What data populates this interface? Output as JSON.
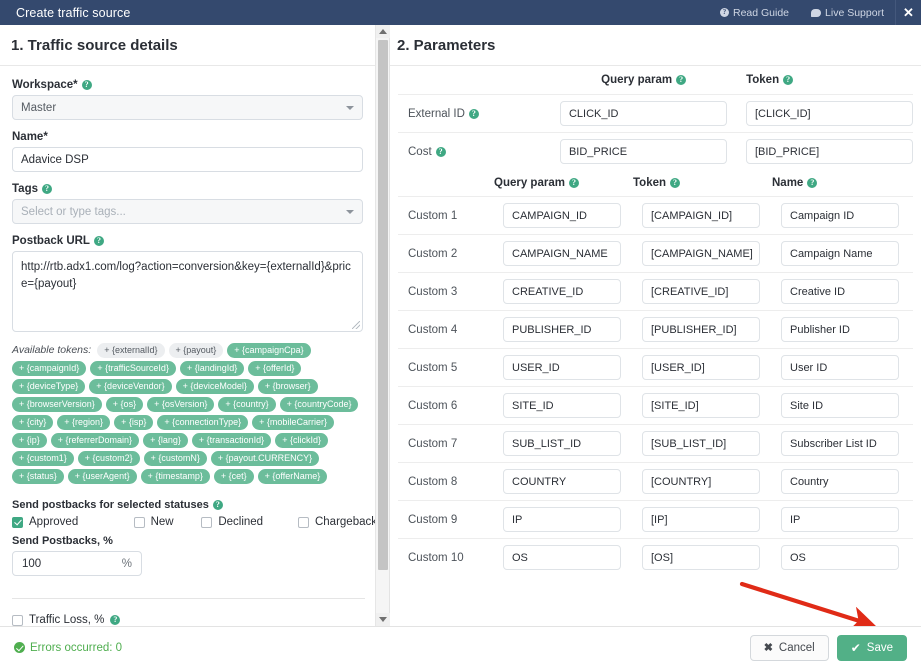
{
  "header": {
    "title": "Create traffic source",
    "read_guide": "Read Guide",
    "live_support": "Live Support",
    "close": "✕"
  },
  "left": {
    "heading": "1. Traffic source details",
    "workspace": {
      "label": "Workspace*",
      "value": "Master"
    },
    "name": {
      "label": "Name*",
      "value": "Adavice DSP"
    },
    "tags": {
      "label": "Tags",
      "placeholder": "Select or type tags..."
    },
    "postback_url": {
      "label": "Postback URL",
      "value": "http://rtb.adx1.com/log?action=conversion&key={externalId}&price={payout}"
    },
    "tokens_title": "Available tokens:",
    "tokens": [
      {
        "label": "+ {externalId}",
        "style": "grey"
      },
      {
        "label": "+ {payout}",
        "style": "grey"
      },
      {
        "label": "+ {campaignCpa}",
        "style": "green"
      },
      {
        "label": "+ {campaignId}",
        "style": "green"
      },
      {
        "label": "+ {trafficSourceId}",
        "style": "green"
      },
      {
        "label": "+ {landingId}",
        "style": "green"
      },
      {
        "label": "+ {offerId}",
        "style": "green"
      },
      {
        "label": "+ {deviceType}",
        "style": "green"
      },
      {
        "label": "+ {deviceVendor}",
        "style": "green"
      },
      {
        "label": "+ {deviceModel}",
        "style": "green"
      },
      {
        "label": "+ {browser}",
        "style": "green"
      },
      {
        "label": "+ {browserVersion}",
        "style": "green"
      },
      {
        "label": "+ {os}",
        "style": "green"
      },
      {
        "label": "+ {osVersion}",
        "style": "green"
      },
      {
        "label": "+ {country}",
        "style": "green"
      },
      {
        "label": "+ {countryCode}",
        "style": "green"
      },
      {
        "label": "+ {city}",
        "style": "green"
      },
      {
        "label": "+ {region}",
        "style": "green"
      },
      {
        "label": "+ {isp}",
        "style": "green"
      },
      {
        "label": "+ {connectionType}",
        "style": "green"
      },
      {
        "label": "+ {mobileCarrier}",
        "style": "green"
      },
      {
        "label": "+ {ip}",
        "style": "green"
      },
      {
        "label": "+ {referrerDomain}",
        "style": "green"
      },
      {
        "label": "+ {lang}",
        "style": "green"
      },
      {
        "label": "+ {transactionId}",
        "style": "green"
      },
      {
        "label": "+ {clickId}",
        "style": "green"
      },
      {
        "label": "+ {custom1}",
        "style": "green"
      },
      {
        "label": "+ {custom2}",
        "style": "green"
      },
      {
        "label": "+ {customN}",
        "style": "green"
      },
      {
        "label": "+ {payout.CURRENCY}",
        "style": "green"
      },
      {
        "label": "+ {status}",
        "style": "green"
      },
      {
        "label": "+ {userAgent}",
        "style": "green"
      },
      {
        "label": "+ {timestamp}",
        "style": "green"
      },
      {
        "label": "+ {cet}",
        "style": "green"
      },
      {
        "label": "+ {offerName}",
        "style": "green"
      }
    ],
    "statuses_title": "Send postbacks for selected statuses",
    "statuses": [
      {
        "label": "Approved",
        "checked": true
      },
      {
        "label": "New",
        "checked": false
      },
      {
        "label": "Declined",
        "checked": false
      },
      {
        "label": "Chargeback",
        "checked": false
      }
    ],
    "send_postbacks_pct": {
      "label": "Send Postbacks, %",
      "value": "100",
      "suffix": "%"
    },
    "traffic_loss": {
      "label": "Traffic Loss, %",
      "checked": false
    }
  },
  "right": {
    "heading": "2. Parameters",
    "top_headers": {
      "query_param": "Query param",
      "token": "Token"
    },
    "top_rows": [
      {
        "label": "External ID",
        "query_param": "CLICK_ID",
        "token": "[CLICK_ID]"
      },
      {
        "label": "Cost",
        "query_param": "BID_PRICE",
        "token": "[BID_PRICE]"
      }
    ],
    "custom_headers": {
      "query_param": "Query param",
      "token": "Token",
      "name": "Name"
    },
    "custom_rows": [
      {
        "label": "Custom 1",
        "query_param": "CAMPAIGN_ID",
        "token": "[CAMPAIGN_ID]",
        "name": "Campaign ID"
      },
      {
        "label": "Custom 2",
        "query_param": "CAMPAIGN_NAME",
        "token": "[CAMPAIGN_NAME]",
        "name": "Campaign Name"
      },
      {
        "label": "Custom 3",
        "query_param": "CREATIVE_ID",
        "token": "[CREATIVE_ID]",
        "name": "Creative ID"
      },
      {
        "label": "Custom 4",
        "query_param": "PUBLISHER_ID",
        "token": "[PUBLISHER_ID]",
        "name": "Publisher ID"
      },
      {
        "label": "Custom 5",
        "query_param": "USER_ID",
        "token": "[USER_ID]",
        "name": "User ID"
      },
      {
        "label": "Custom 6",
        "query_param": "SITE_ID",
        "token": "[SITE_ID]",
        "name": "Site ID"
      },
      {
        "label": "Custom 7",
        "query_param": "SUB_LIST_ID",
        "token": "[SUB_LIST_ID]",
        "name": "Subscriber List ID"
      },
      {
        "label": "Custom 8",
        "query_param": "COUNTRY",
        "token": "[COUNTRY]",
        "name": "Country"
      },
      {
        "label": "Custom 9",
        "query_param": "IP",
        "token": "[IP]",
        "name": "IP"
      },
      {
        "label": "Custom 10",
        "query_param": "OS",
        "token": "[OS]",
        "name": "OS"
      }
    ]
  },
  "footer": {
    "status": "Errors occurred: 0",
    "cancel": "Cancel",
    "save": "Save"
  },
  "colors": {
    "header_bg": "#34496e",
    "accent_green": "#3fa883",
    "token_green": "#6cbd9b",
    "save_green": "#52b087",
    "status_green": "#4fae4f",
    "annotation_red": "#e02b17"
  }
}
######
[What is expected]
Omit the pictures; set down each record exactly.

[Response to this task]
What data populates this interface? Output as JSON.
{
  "header": {
    "title": "Create traffic source",
    "read_guide": "Read Guide",
    "live_support": "Live Support",
    "close": "✕"
  },
  "left": {
    "heading": "1. Traffic source details",
    "workspace": {
      "label": "Workspace*",
      "value": "Master"
    },
    "name": {
      "label": "Name*",
      "value": "Adavice DSP"
    },
    "tags": {
      "label": "Tags",
      "placeholder": "Select or type tags..."
    },
    "postback_url": {
      "label": "Postback URL",
      "value": "http://rtb.adx1.com/log?action=conversion&key={externalId}&price={payout}"
    },
    "tokens_title": "Available tokens:",
    "tokens": [
      {
        "label": "+ {externalId}",
        "style": "grey"
      },
      {
        "label": "+ {payout}",
        "style": "grey"
      },
      {
        "label": "+ {campaignCpa}",
        "style": "green"
      },
      {
        "label": "+ {campaignId}",
        "style": "green"
      },
      {
        "label": "+ {trafficSourceId}",
        "style": "green"
      },
      {
        "label": "+ {landingId}",
        "style": "green"
      },
      {
        "label": "+ {offerId}",
        "style": "green"
      },
      {
        "label": "+ {deviceType}",
        "style": "green"
      },
      {
        "label": "+ {deviceVendor}",
        "style": "green"
      },
      {
        "label": "+ {deviceModel}",
        "style": "green"
      },
      {
        "label": "+ {browser}",
        "style": "green"
      },
      {
        "label": "+ {browserVersion}",
        "style": "green"
      },
      {
        "label": "+ {os}",
        "style": "green"
      },
      {
        "label": "+ {osVersion}",
        "style": "green"
      },
      {
        "label": "+ {country}",
        "style": "green"
      },
      {
        "label": "+ {countryCode}",
        "style": "green"
      },
      {
        "label": "+ {city}",
        "style": "green"
      },
      {
        "label": "+ {region}",
        "style": "green"
      },
      {
        "label": "+ {isp}",
        "style": "green"
      },
      {
        "label": "+ {connectionType}",
        "style": "green"
      },
      {
        "label": "+ {mobileCarrier}",
        "style": "green"
      },
      {
        "label": "+ {ip}",
        "style": "green"
      },
      {
        "label": "+ {referrerDomain}",
        "style": "green"
      },
      {
        "label": "+ {lang}",
        "style": "green"
      },
      {
        "label": "+ {transactionId}",
        "style": "green"
      },
      {
        "label": "+ {clickId}",
        "style": "green"
      },
      {
        "label": "+ {custom1}",
        "style": "green"
      },
      {
        "label": "+ {custom2}",
        "style": "green"
      },
      {
        "label": "+ {customN}",
        "style": "green"
      },
      {
        "label": "+ {payout.CURRENCY}",
        "style": "green"
      },
      {
        "label": "+ {status}",
        "style": "green"
      },
      {
        "label": "+ {userAgent}",
        "style": "green"
      },
      {
        "label": "+ {timestamp}",
        "style": "green"
      },
      {
        "label": "+ {cet}",
        "style": "green"
      },
      {
        "label": "+ {offerName}",
        "style": "green"
      }
    ],
    "statuses_title": "Send postbacks for selected statuses",
    "statuses": [
      {
        "label": "Approved",
        "checked": true
      },
      {
        "label": "New",
        "checked": false
      },
      {
        "label": "Declined",
        "checked": false
      },
      {
        "label": "Chargeback",
        "checked": false
      }
    ],
    "send_postbacks_pct": {
      "label": "Send Postbacks, %",
      "value": "100",
      "suffix": "%"
    },
    "traffic_loss": {
      "label": "Traffic Loss, %",
      "checked": false
    }
  },
  "right": {
    "heading": "2. Parameters",
    "top_headers": {
      "query_param": "Query param",
      "token": "Token"
    },
    "top_rows": [
      {
        "label": "External ID",
        "query_param": "CLICK_ID",
        "token": "[CLICK_ID]"
      },
      {
        "label": "Cost",
        "query_param": "BID_PRICE",
        "token": "[BID_PRICE]"
      }
    ],
    "custom_headers": {
      "query_param": "Query param",
      "token": "Token",
      "name": "Name"
    },
    "custom_rows": [
      {
        "label": "Custom 1",
        "query_param": "CAMPAIGN_ID",
        "token": "[CAMPAIGN_ID]",
        "name": "Campaign ID"
      },
      {
        "label": "Custom 2",
        "query_param": "CAMPAIGN_NAME",
        "token": "[CAMPAIGN_NAME]",
        "name": "Campaign Name"
      },
      {
        "label": "Custom 3",
        "query_param": "CREATIVE_ID",
        "token": "[CREATIVE_ID]",
        "name": "Creative ID"
      },
      {
        "label": "Custom 4",
        "query_param": "PUBLISHER_ID",
        "token": "[PUBLISHER_ID]",
        "name": "Publisher ID"
      },
      {
        "label": "Custom 5",
        "query_param": "USER_ID",
        "token": "[USER_ID]",
        "name": "User ID"
      },
      {
        "label": "Custom 6",
        "query_param": "SITE_ID",
        "token": "[SITE_ID]",
        "name": "Site ID"
      },
      {
        "label": "Custom 7",
        "query_param": "SUB_LIST_ID",
        "token": "[SUB_LIST_ID]",
        "name": "Subscriber List ID"
      },
      {
        "label": "Custom 8",
        "query_param": "COUNTRY",
        "token": "[COUNTRY]",
        "name": "Country"
      },
      {
        "label": "Custom 9",
        "query_param": "IP",
        "token": "[IP]",
        "name": "IP"
      },
      {
        "label": "Custom 10",
        "query_param": "OS",
        "token": "[OS]",
        "name": "OS"
      }
    ]
  },
  "footer": {
    "status": "Errors occurred: 0",
    "cancel": "Cancel",
    "save": "Save"
  },
  "colors": {
    "header_bg": "#34496e",
    "accent_green": "#3fa883",
    "token_green": "#6cbd9b",
    "save_green": "#52b087",
    "status_green": "#4fae4f",
    "annotation_red": "#e02b17"
  }
}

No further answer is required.